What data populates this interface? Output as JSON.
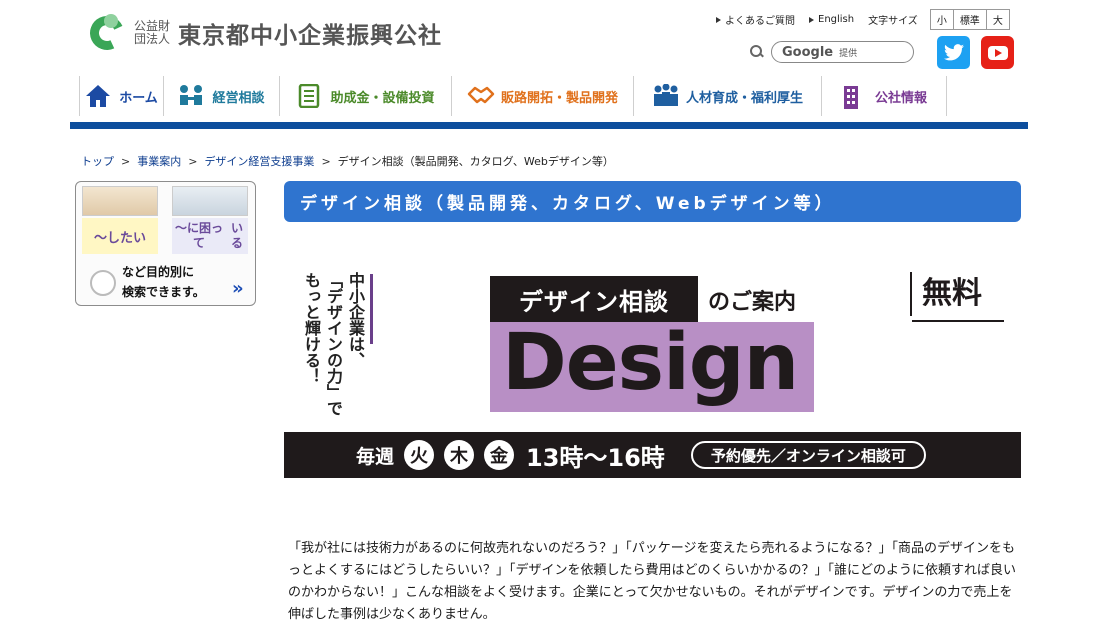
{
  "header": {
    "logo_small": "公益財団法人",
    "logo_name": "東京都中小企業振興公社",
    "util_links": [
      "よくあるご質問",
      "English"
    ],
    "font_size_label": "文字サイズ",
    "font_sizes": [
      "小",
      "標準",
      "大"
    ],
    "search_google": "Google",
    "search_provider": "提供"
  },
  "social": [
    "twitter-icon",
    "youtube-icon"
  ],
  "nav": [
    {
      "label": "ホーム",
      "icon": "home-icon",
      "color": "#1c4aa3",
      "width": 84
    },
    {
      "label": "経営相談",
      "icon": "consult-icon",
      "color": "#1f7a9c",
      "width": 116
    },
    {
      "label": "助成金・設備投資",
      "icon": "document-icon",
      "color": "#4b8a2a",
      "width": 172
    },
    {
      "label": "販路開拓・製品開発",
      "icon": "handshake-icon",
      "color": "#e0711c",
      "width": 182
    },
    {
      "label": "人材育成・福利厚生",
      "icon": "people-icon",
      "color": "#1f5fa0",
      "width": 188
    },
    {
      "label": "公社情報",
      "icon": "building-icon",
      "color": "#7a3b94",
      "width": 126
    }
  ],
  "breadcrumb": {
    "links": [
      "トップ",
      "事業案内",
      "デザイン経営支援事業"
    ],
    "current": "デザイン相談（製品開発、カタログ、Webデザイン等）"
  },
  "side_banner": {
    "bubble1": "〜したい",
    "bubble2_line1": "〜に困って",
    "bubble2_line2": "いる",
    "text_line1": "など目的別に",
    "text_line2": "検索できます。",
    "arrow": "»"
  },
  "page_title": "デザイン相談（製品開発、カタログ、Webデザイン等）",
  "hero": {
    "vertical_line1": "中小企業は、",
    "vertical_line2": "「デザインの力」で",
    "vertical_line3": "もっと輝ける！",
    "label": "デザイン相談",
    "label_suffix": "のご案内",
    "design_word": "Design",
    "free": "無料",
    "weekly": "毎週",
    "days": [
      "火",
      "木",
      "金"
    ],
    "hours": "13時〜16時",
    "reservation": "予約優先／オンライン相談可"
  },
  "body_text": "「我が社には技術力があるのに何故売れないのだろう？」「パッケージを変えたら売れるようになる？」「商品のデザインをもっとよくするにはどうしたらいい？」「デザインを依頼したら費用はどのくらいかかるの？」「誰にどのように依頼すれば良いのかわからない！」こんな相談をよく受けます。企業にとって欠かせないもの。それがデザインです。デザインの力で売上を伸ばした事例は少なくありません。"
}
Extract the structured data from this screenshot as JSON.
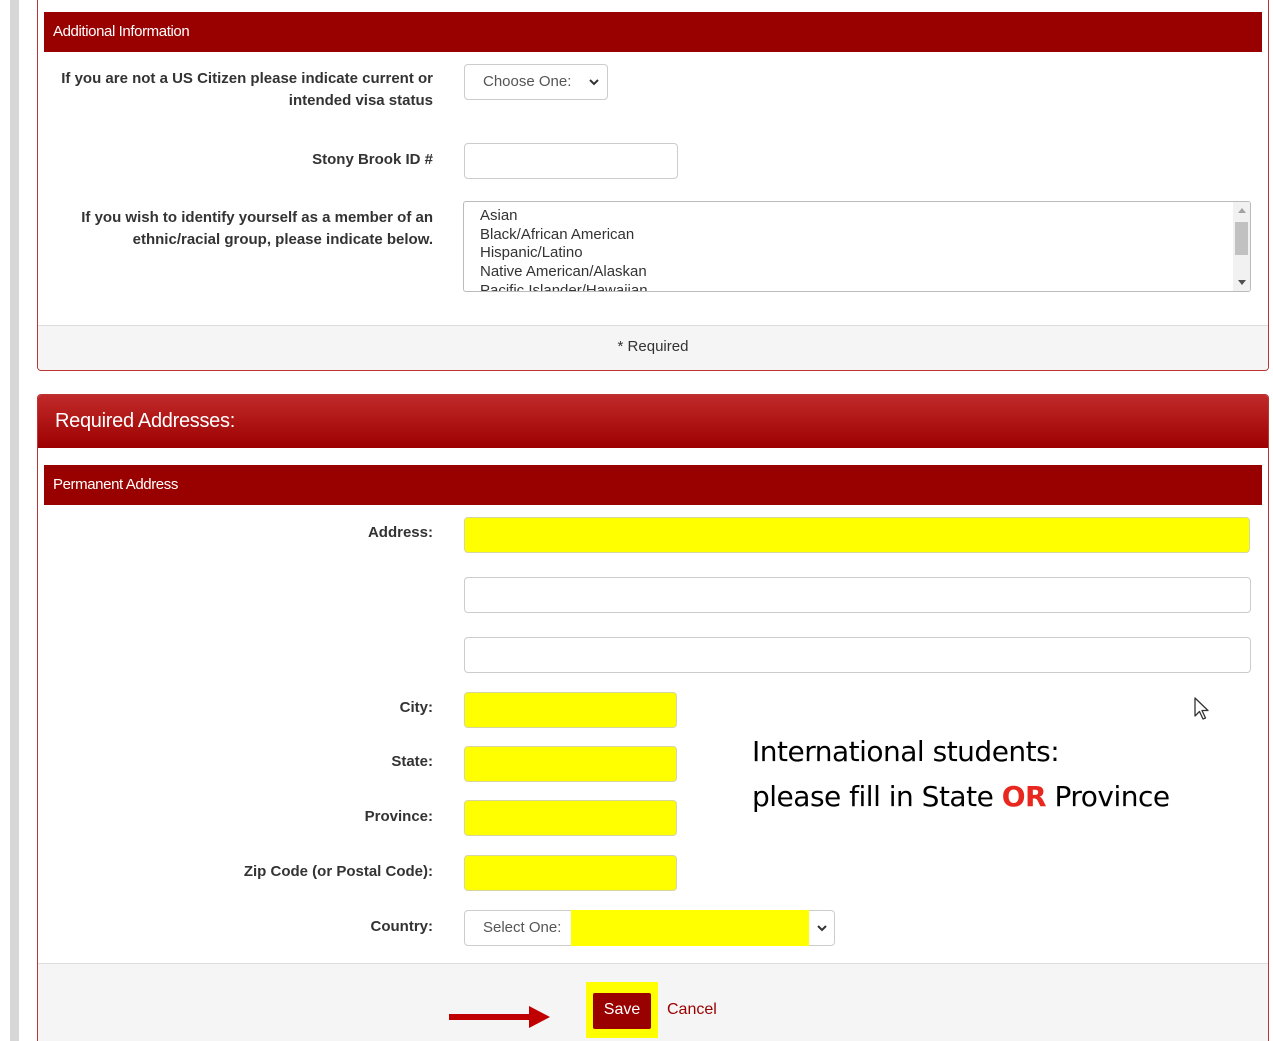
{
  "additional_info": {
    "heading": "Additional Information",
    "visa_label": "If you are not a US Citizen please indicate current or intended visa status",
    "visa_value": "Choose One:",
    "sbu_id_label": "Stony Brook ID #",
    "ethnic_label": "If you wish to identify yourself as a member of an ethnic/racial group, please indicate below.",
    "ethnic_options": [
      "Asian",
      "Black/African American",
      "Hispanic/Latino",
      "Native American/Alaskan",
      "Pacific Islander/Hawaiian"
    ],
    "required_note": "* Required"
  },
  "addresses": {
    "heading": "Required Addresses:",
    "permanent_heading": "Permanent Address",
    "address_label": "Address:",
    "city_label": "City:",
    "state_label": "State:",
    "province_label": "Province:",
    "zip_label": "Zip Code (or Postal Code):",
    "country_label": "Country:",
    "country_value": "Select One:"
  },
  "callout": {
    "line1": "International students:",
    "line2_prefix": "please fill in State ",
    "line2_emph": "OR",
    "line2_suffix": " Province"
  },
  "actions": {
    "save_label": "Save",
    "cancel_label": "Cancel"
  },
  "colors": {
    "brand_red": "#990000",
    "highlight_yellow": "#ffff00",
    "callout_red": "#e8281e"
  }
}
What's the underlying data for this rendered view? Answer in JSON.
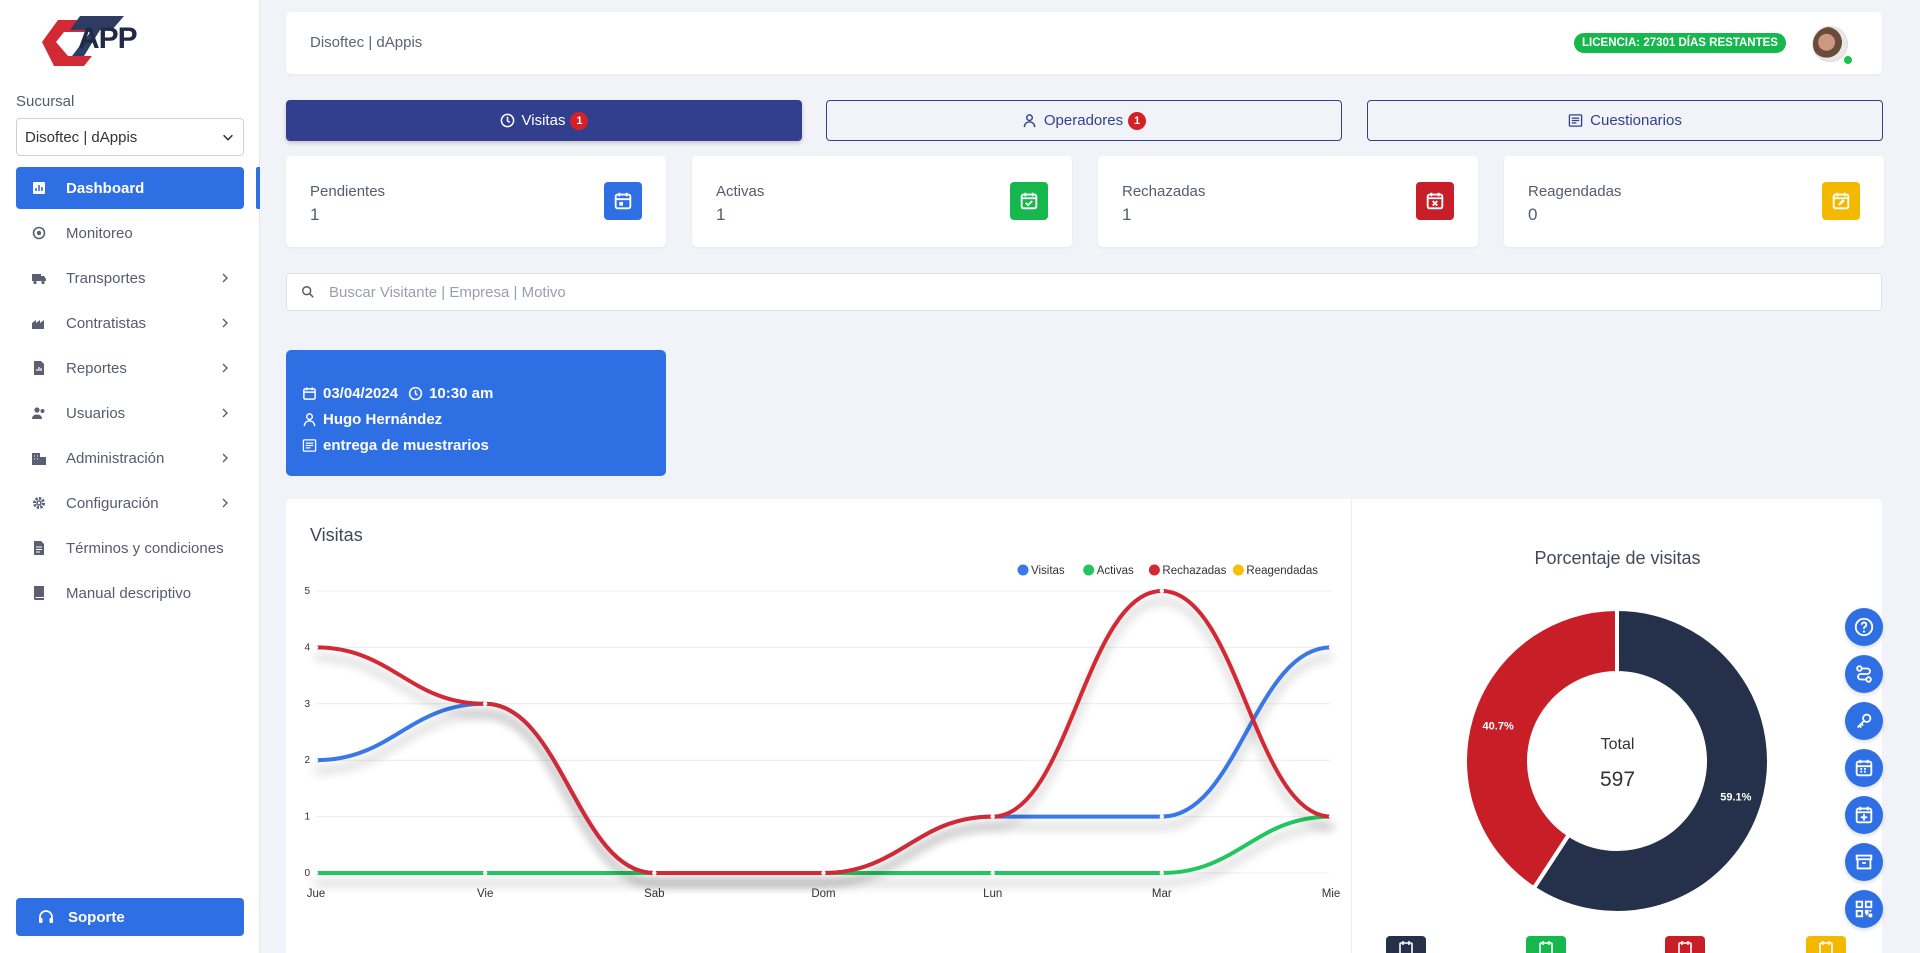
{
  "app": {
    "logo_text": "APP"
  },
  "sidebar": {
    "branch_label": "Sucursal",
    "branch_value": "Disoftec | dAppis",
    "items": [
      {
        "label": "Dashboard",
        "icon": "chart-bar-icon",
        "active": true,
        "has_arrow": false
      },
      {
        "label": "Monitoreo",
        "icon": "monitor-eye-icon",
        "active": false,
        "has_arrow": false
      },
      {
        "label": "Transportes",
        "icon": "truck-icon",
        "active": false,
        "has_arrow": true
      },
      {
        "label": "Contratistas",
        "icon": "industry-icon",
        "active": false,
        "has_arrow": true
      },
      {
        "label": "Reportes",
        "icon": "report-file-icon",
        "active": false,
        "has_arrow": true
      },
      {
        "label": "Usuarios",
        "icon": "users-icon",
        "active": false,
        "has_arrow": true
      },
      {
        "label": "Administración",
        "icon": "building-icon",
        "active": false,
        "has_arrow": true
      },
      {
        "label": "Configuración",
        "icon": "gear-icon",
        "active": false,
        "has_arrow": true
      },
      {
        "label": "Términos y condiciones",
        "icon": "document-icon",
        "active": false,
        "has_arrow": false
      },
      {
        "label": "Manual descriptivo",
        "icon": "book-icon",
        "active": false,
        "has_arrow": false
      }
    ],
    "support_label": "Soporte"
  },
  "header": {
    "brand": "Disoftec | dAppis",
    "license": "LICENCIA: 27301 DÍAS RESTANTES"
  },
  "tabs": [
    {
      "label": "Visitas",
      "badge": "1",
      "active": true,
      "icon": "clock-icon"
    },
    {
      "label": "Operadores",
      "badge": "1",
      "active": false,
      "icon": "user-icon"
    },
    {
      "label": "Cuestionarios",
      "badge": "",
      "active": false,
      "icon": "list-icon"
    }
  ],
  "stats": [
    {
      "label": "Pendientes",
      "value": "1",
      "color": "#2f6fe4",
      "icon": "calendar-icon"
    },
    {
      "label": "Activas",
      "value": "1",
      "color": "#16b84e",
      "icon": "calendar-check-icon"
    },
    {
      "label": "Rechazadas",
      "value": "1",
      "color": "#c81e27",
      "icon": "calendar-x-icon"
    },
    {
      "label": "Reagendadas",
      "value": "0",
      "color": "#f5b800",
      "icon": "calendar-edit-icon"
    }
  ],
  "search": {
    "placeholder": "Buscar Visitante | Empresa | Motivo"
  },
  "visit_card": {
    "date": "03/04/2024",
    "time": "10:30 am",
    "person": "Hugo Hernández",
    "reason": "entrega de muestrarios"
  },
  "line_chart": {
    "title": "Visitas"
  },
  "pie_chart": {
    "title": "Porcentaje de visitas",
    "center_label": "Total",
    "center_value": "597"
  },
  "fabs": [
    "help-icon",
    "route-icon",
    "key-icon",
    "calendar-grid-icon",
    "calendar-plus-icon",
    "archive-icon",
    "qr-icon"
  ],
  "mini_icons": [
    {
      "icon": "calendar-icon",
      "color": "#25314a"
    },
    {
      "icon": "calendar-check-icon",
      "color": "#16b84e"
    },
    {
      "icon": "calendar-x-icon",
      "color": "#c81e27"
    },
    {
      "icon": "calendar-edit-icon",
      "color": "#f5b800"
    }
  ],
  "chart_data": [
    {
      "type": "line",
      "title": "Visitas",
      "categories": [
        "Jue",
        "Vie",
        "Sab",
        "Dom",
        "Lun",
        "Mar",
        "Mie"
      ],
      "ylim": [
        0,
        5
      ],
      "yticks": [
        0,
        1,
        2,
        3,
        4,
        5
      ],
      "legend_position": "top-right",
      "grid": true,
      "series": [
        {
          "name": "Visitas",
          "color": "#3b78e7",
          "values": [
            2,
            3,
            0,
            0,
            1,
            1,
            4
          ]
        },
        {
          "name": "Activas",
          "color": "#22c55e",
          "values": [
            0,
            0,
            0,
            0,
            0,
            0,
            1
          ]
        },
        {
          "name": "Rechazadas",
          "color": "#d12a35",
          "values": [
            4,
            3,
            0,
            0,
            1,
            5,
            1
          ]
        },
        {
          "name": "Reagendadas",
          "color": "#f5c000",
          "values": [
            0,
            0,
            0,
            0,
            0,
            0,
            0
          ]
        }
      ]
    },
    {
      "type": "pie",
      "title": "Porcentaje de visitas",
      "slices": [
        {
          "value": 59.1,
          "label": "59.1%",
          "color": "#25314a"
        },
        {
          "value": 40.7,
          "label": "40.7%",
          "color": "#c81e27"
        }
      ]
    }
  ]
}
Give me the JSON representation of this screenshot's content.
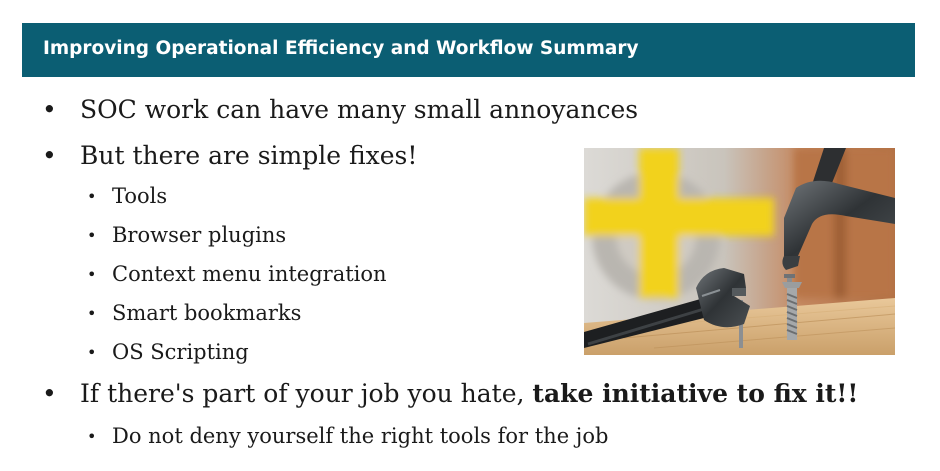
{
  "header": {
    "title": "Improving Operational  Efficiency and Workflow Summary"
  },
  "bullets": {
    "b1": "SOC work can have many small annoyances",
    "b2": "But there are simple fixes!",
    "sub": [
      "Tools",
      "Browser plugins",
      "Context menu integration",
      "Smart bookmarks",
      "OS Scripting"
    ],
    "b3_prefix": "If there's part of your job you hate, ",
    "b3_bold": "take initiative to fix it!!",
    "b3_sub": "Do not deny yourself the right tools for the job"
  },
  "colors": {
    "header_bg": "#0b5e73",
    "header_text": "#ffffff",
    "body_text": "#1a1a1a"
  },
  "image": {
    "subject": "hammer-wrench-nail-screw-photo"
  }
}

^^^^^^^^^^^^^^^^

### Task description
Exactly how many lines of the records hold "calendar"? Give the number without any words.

### Answer section
10